Defensive Line Failures Epitomize All That is Wrong with 2012 Detroit Lions


Dec. 16, 2012; Glendale, AZ, USA; The Detroit Lions defensive line faces off against the Arizona Cardinals offense during the first half at University of Phoenix Stadium. Mandatory Credit: Matt Kartozian-USA TODAY Sports

Most can agree that the defensive line of the Detroit Lions has underwhelmed. They are not even close to a “Silver Crush.”

Looking up and down the eight players that make up the defensive line group, you can see reasons as to why this team has been such a disappointment in 2012.

First, the obvious: the group as a whole has been average at best. The defensive line is the key to everything that the Lions are trying to accomplish on that side of the football. With the amount of attention they give the line through free agency and the draft, the line should be dominating upfront and that simply are not.

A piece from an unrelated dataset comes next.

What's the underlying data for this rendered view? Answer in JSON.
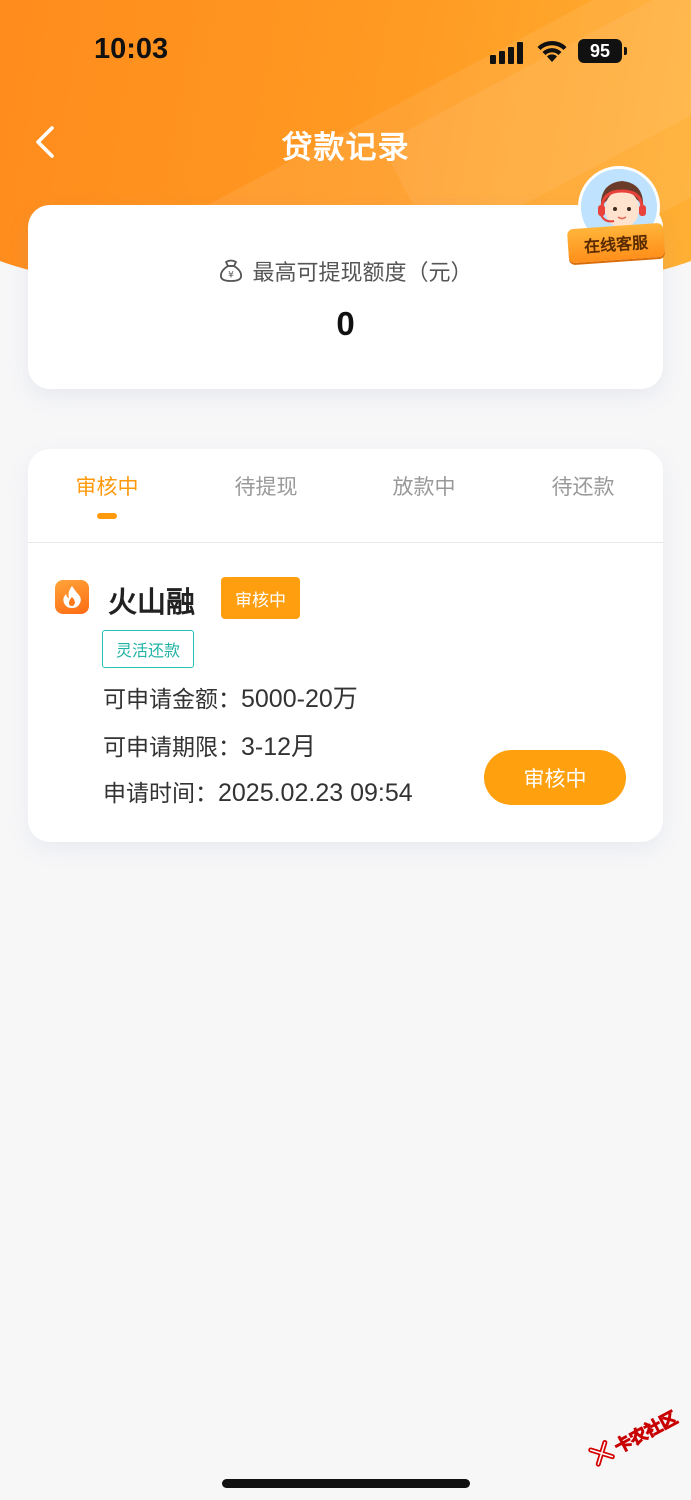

As a team, the Lions 28 sacks, good for a tie at 20th in the league according to To be honest, that’s pathetic. Again, with the investments that have been put into this group, that number is not good enough and they know it. For the defense to be successful, the line has to be getting constant pressure because of the lack of talented players in the back seven. Since pressure by the line has not been consistent, the limitations of the secondary have been exposed game in, game out.

Each week, people complain about players trotting out in the starting lineup every week. Jacob Lacey still starts at corner despite giving up big plays each week. Stefan Logan continually trots out to return kicks when he has yet do to anything worth remembering except fumbling.

Who on the defensive line does this most resemble?

There is no doubting Kyle Vanden Bosch is good for the defense in terms of leadership. That being said, he brings absolute nothing to the table in terms of production. Yet, there he is every game starting across from Avril (will get to him later).

The loyalty that Schwartz has to players like Lacey, Logan and Vanden Bosch is mind-numbingly frustrating and is just one of the contributing factors as to why the Lions are 4-10.

On the other side, Avril is among the handful of players that gets paid way more than he should. While most wanted him to be resigned in the offseason, it looks to be a blessing in disguise as he has been nowhere near as effective as he was in 2012. The number of sacks (9.5) he has thus far in the year is very deceiving. While it seems like a solid number, Avril disappears far too much throughout the game and is not capable of bringing consistent pressure if the defensive tackles aren’t having an outstanding game.

Finally, four players among the “Silver Crush” were hand-selected by Schwartz and GM Martin Mayhew. While each has had their bright moments, none have been as good as we initially thought. Suh and Fairley have had their moments, but neither has lived up to their draft status. Suh, once thought of as a Hall of Fame shoe-in after his rookie season, has not made enough plays to be regarded as one of the league’s best.

Fairley has arguably been the best defensive player all season. During the Lions three-game home stand in which they lost to the Packers, Texans and Colts, Fairley was dominant. That being said, in his short two-season career, Fairley has not lived up to his status as the 13th pick in the 2011 Draft.

Mayhew’s other two selections, Sammie Lee Hill and Willie Young, have shown flashes but are rotational players that don’t have the ability to start on an NFL team.

It’s all right there. Reasons as to why this version of the Detroit Lions has been such a disappointment are evident. The team has not drafted well enough, signed enough good players in free agency, put the best players on the field or performed to the best of its ability. That’s why they are 4-10, and headed to yet another losing season.